Knight FCFrances C , Wilson JTJohn T . Advanced therapeutics. 2021 1 20; 4(4).

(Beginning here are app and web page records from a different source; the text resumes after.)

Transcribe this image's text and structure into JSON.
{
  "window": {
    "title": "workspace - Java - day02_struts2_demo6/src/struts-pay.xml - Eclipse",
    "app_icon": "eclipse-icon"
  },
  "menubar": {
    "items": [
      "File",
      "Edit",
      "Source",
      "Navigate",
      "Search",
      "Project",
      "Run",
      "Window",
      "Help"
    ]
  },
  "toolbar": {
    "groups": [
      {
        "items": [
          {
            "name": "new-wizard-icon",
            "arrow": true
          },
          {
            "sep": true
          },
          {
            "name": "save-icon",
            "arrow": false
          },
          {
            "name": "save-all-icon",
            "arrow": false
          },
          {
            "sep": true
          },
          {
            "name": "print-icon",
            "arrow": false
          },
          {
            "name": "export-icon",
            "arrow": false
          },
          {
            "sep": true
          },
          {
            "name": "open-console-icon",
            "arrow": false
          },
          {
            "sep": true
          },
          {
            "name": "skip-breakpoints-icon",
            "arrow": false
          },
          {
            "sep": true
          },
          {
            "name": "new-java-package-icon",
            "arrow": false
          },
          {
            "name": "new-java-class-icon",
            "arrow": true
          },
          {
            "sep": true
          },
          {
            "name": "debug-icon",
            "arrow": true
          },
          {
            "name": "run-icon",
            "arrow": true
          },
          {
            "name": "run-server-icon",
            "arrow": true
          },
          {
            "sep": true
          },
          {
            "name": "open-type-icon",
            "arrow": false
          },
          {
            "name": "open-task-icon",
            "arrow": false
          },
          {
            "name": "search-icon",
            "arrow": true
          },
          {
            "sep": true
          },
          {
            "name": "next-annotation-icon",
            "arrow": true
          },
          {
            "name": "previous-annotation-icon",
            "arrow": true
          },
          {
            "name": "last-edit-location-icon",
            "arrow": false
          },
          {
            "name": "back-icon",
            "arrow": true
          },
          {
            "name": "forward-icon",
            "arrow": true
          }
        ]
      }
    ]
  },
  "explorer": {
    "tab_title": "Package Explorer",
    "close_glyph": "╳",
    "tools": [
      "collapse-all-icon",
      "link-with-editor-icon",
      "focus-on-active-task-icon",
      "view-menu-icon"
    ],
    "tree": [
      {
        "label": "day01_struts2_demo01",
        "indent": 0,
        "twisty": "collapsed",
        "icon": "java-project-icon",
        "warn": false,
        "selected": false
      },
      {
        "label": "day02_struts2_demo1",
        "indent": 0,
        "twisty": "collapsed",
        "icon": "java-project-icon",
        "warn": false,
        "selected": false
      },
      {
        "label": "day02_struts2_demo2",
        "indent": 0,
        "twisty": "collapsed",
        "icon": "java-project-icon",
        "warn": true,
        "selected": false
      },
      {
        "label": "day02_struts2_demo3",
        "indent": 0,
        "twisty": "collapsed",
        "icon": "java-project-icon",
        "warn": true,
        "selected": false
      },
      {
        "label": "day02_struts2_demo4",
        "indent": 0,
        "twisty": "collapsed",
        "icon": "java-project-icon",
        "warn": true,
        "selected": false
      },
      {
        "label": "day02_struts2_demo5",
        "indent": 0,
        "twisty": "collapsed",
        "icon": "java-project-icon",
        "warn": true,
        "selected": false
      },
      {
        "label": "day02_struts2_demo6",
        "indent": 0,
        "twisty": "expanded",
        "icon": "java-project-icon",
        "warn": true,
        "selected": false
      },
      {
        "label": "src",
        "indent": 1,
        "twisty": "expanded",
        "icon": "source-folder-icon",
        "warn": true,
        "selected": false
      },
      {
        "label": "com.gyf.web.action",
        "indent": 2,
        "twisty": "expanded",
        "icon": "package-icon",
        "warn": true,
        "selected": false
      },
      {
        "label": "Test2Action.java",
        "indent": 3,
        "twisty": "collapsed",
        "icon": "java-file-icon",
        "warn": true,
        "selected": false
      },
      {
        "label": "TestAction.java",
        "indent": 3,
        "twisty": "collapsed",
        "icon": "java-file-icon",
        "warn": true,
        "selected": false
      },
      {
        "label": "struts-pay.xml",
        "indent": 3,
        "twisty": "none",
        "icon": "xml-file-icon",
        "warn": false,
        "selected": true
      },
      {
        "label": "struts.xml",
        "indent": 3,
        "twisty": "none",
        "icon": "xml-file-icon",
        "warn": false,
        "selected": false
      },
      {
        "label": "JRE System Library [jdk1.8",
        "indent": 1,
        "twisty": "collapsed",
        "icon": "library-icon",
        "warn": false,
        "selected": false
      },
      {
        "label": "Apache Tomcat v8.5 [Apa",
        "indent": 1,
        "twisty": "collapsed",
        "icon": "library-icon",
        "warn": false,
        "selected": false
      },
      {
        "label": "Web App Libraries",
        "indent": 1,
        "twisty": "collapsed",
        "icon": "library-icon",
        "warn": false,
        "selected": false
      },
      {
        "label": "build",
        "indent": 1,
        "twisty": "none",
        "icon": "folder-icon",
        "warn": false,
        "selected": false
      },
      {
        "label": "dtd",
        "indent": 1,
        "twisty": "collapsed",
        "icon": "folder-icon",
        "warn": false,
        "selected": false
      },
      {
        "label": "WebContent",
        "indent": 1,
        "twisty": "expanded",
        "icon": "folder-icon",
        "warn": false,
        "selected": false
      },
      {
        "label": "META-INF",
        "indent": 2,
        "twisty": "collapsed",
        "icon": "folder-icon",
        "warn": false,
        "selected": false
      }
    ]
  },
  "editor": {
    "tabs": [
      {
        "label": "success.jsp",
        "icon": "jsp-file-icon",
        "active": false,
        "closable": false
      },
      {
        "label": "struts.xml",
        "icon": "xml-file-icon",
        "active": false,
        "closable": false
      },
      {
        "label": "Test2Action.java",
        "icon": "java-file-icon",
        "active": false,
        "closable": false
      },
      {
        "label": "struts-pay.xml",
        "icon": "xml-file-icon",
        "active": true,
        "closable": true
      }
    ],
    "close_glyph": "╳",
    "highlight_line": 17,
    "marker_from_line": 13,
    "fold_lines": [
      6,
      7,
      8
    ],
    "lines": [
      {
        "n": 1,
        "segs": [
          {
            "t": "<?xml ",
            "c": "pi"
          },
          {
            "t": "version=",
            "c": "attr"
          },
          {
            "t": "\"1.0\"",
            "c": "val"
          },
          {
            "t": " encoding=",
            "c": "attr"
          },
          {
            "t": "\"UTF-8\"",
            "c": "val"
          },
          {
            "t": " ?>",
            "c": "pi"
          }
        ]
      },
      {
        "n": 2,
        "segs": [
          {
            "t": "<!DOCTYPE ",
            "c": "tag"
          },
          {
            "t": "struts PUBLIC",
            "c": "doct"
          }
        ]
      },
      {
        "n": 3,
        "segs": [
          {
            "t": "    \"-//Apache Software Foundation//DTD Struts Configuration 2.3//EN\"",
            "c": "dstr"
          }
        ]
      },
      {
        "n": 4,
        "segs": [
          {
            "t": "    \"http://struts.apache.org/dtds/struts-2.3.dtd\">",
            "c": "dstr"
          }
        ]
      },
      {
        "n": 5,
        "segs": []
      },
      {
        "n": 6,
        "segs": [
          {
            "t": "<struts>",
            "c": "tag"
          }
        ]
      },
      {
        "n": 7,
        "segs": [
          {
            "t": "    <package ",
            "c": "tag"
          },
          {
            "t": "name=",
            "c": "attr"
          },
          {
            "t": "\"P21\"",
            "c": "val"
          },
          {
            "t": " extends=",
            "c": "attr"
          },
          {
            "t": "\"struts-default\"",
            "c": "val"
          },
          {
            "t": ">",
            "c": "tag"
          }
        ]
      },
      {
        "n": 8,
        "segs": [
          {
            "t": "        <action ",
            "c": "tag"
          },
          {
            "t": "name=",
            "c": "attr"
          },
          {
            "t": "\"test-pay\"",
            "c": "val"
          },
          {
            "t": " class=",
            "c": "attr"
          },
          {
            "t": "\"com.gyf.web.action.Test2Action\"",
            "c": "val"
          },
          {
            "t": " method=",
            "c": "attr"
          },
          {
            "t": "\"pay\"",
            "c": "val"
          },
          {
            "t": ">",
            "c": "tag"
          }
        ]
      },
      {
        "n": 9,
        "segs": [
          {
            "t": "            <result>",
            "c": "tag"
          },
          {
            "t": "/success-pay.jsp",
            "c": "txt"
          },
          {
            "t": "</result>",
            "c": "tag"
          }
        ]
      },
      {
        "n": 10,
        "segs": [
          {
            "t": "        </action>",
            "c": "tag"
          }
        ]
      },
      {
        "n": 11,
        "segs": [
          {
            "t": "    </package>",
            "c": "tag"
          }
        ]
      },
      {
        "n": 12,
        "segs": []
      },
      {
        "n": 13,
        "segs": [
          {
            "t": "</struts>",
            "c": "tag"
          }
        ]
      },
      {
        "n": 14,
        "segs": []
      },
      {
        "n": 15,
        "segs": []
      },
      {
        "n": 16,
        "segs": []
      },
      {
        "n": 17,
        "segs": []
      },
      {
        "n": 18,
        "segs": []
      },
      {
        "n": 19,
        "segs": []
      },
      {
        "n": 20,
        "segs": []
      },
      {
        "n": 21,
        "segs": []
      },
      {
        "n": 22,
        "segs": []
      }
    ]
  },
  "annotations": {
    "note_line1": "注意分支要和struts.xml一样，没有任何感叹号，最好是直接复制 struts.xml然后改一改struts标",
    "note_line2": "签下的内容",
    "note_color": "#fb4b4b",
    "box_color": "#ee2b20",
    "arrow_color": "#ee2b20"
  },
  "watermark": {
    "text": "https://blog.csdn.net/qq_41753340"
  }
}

In recent years, tissue-resident memory T cells (T) have attracted significant attention in the field of vaccine development. Distinct from central and effector memory T cells, T cells take up residence in home tissues such as the lung or urogenital tract and are ideally positioned to respond quickly to pathogen encounter. T have been found to play a role in the immune response against many globally important infectious diseases for which new or improved vaccines are needed, including influenza and tuberculosis. It is also increasingly clear that T play a pivotal role in cancer immunity. Thus, vaccines that can generate this memory T cell population are highly desirable. The field of immunoengineering-that is, the application of engineering principles to study the immune system and design new and improved therapies that harness or modulate immune responses-is ideally poised to provide solutions to this need for next-generation T vaccines. This review covers recent developments in vaccine technologies for generating T and protecting against infection and cancer, including viral vectors, virus-like particles, and synthetic and natural biomaterials. In addition, it offers critical insights on the future of engineering vaccines for tissue-resident memory T cells.